Emma Dhesi:

Tell us about it!

Vanessa Soto:

She has a book in her is my new podcast, and I am sharing all kinds of guidance tips and advice on all things, publishing and book proposals, you can find it wherever you get your podcasts. And yeah, I would love it, if you would check it out. It's it's a baby podcast just launched in the last couple of months so thanks for mentioning it, Emma. The other thing that if folks are interested in, they can sign up for my monthly newsletter, book notes, they can grab that on my website at Vanessa Soto book coach.com/booknotes, I just send out a monthly first Sunday of the month newsletter. So if they want to keep in touch that way, they can sign up there.

Emma Dhesi:

That's lovely. And is there do you? Are you are you on social media yourself? Is there any way...

Vanessa Soto:

You can find me on Instagram? That's pretty much where I hang out at Vanessa Soto book coach.com. I'm on Facebook, but I'm not really very active there anymore.

Emma Dhesi:

Well, Vanessa, it's been really interesting speaking to you. I've learned a lot today about the whole publishing world I've never investigated before. So thank you so much for sharing your expertise.

Vanessa Soto:

Thank you. Thank you for having me. It was a pleasure. I very much enjoyed it. Thank you.

Emma Dhesi:

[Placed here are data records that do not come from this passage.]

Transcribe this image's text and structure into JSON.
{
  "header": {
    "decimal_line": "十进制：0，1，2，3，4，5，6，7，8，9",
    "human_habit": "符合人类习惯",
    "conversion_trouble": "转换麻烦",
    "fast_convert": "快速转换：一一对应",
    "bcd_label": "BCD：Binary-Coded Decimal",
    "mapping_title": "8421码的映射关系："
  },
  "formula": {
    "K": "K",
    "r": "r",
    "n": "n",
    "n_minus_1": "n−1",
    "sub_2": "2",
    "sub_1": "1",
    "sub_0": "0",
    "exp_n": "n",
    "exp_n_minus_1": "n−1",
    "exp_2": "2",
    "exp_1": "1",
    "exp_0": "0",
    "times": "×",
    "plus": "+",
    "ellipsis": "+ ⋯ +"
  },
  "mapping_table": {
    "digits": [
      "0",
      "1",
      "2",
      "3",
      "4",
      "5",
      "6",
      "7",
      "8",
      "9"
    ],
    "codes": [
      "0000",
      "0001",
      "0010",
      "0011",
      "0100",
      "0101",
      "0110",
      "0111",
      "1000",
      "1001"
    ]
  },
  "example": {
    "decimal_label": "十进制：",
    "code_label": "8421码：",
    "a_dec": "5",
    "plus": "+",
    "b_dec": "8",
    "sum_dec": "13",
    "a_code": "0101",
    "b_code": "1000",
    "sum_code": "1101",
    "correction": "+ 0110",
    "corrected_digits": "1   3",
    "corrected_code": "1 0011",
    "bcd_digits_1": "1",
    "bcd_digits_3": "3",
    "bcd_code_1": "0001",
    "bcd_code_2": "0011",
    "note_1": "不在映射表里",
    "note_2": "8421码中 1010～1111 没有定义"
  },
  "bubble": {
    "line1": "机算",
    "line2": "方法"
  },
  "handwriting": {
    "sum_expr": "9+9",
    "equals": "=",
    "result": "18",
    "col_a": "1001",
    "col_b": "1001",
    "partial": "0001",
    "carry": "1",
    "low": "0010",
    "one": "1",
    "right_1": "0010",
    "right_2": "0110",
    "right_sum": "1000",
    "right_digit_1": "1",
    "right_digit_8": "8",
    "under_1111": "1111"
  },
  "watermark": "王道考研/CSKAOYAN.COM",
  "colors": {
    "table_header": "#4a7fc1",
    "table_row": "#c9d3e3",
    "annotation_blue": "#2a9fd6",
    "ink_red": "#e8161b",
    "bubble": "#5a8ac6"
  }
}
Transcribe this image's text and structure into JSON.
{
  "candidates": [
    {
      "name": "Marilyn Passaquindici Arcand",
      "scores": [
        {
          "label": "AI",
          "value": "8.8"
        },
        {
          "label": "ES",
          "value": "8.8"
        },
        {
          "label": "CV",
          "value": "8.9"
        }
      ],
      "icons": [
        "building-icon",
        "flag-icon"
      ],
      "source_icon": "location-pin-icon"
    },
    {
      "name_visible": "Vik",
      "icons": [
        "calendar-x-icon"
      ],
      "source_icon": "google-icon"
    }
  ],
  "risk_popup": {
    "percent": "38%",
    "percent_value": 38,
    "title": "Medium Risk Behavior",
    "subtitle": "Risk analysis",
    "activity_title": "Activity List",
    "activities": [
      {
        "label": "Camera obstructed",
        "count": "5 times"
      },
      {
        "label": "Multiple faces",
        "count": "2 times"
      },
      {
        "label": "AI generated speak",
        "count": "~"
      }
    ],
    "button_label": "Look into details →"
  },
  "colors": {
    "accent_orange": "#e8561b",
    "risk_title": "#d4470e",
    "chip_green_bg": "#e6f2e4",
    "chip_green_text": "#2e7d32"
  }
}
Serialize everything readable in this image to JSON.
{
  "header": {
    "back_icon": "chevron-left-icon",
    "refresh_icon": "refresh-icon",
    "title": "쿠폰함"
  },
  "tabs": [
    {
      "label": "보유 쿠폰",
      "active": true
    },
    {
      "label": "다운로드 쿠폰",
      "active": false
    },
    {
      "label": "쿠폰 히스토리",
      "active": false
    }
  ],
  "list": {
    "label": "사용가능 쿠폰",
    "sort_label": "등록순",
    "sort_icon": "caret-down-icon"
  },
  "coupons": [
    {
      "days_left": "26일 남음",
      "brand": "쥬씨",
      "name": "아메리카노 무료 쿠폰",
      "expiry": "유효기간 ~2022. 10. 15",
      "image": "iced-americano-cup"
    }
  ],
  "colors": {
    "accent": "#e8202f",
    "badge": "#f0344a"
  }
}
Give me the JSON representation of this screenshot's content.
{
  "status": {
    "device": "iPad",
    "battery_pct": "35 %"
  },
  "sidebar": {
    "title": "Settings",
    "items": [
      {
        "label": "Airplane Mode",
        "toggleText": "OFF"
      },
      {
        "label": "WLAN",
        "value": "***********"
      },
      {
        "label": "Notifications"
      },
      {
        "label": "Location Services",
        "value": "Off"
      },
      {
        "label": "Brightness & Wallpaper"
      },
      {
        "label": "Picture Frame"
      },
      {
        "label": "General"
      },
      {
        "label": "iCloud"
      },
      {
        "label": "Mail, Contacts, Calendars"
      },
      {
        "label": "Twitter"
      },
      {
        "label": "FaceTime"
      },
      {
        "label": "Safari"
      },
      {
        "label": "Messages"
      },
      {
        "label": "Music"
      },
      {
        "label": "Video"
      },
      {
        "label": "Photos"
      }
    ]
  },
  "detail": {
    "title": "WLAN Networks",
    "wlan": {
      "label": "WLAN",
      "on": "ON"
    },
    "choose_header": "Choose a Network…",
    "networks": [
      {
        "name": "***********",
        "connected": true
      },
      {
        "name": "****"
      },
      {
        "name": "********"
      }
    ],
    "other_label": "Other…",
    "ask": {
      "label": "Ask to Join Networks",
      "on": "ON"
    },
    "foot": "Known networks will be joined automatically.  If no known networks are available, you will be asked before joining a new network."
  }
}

Well, thank you so much for joining me today. I hope you find that helpful and inspirational. Now, don't forget to come on over to facebook and join my group, Turning readers into writers. It is especially for you if you are a beginner writer who is looking to write their first novel. If you join the group, you will also find a free cheat sheet there called three secret hacks to write with consistency. So go to emmadhesi.com/turning readers into writers. Hit join. I can't wait to see you in there. All right. Thank you. Bye bye.